The author traces the history of free association, the "fundamental rule", through the Freud-Ferenczi relationship and controversy. The use of "activity", first proposed by Freud in 1910 with phobic and compulsive patients, was then championed by Ferenczi in the early twenties. The goal of activity was to enhance, or, more accurately, "to force" the associations into the analysis. Subsequently, Ferenczi reversed himself, concluding that his analysis was recreating the traumatic parental environment which originally caused the patient’s neurosis. The far-reaching results of Ferenczi’s change of heart included a redefinition of countertransference and added the techniques of "indulgence" and "relaxation" to soften Freud’s emphasis on "abstinence" and "frustration". A vignette from the analysis of a dangerously self-destructive bulimic patient illustrates the value of free association in helping a patient feel understood without pressure to give up her symptoms. Constantly monitoring his therapeutic ambition, the analyst demonstrates the value of free association in enhancing the patient’s understanding of herself and of the survival value of her symptoms. This vignette highlights the fact that the analyst’s therapeutic ambition makes freedom to associate even more difficult for the patient and inevitably intrudes on the analyst’s evenly-hovering attention. Of course for the analyst to have a therapeutic wish is necessary and desirable but for the analyst to demand change promotes compliance and hidden rebellion which limits the analysis.

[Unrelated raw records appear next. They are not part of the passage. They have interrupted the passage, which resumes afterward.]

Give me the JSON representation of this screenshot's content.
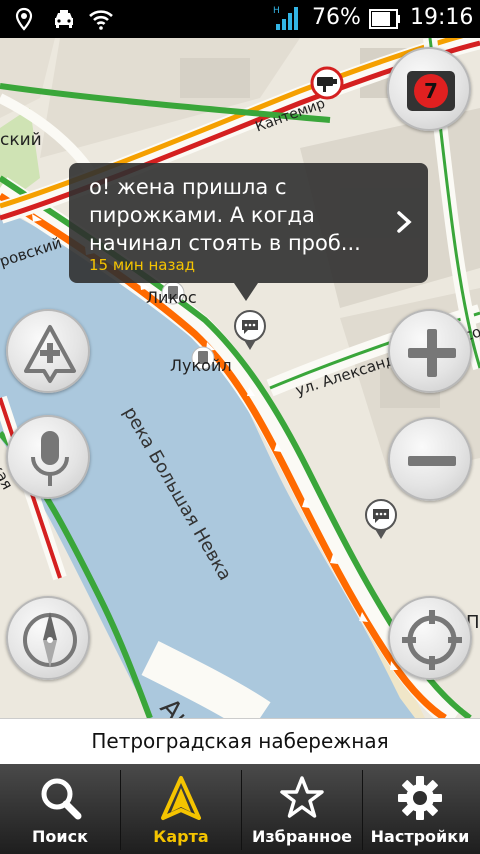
{
  "status_bar": {
    "icons": [
      "location-icon",
      "car-icon",
      "wifi-icon",
      "signal-icon",
      "battery-icon"
    ],
    "battery_percent": "76%",
    "time": "19:16"
  },
  "map": {
    "labels": {
      "district_partial": "ский",
      "street_partial_left": "ровский",
      "embankment_partial": "ская",
      "kantemir": "Кантемир",
      "matrosov": "ул. Александра Матросова",
      "river": "река Большая Невка",
      "lukoil": "Лукойл",
      "poi_partial": "Ликос",
      "avenue": "Академика",
      "edge_partial": "П"
    },
    "route_color": "#ff6a00",
    "traffic_green": "#3aa63a",
    "traffic_red": "#d42020"
  },
  "popup": {
    "message": "о! жена пришла с пирожками. А когда начинал стоять в проб...",
    "time_ago": "15 мин назад"
  },
  "traffic_level": "7",
  "street_name": "Петроградская набережная",
  "nav": [
    {
      "label": "Поиск",
      "icon": "search-icon"
    },
    {
      "label": "Карта",
      "icon": "map-arrow-icon"
    },
    {
      "label": "Избранное",
      "icon": "star-icon"
    },
    {
      "label": "Настройки",
      "icon": "gear-icon"
    }
  ]
}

Keywords: Free association, activity, therapeutic ambition, Freud-Ferenczi controversy, mutual analysis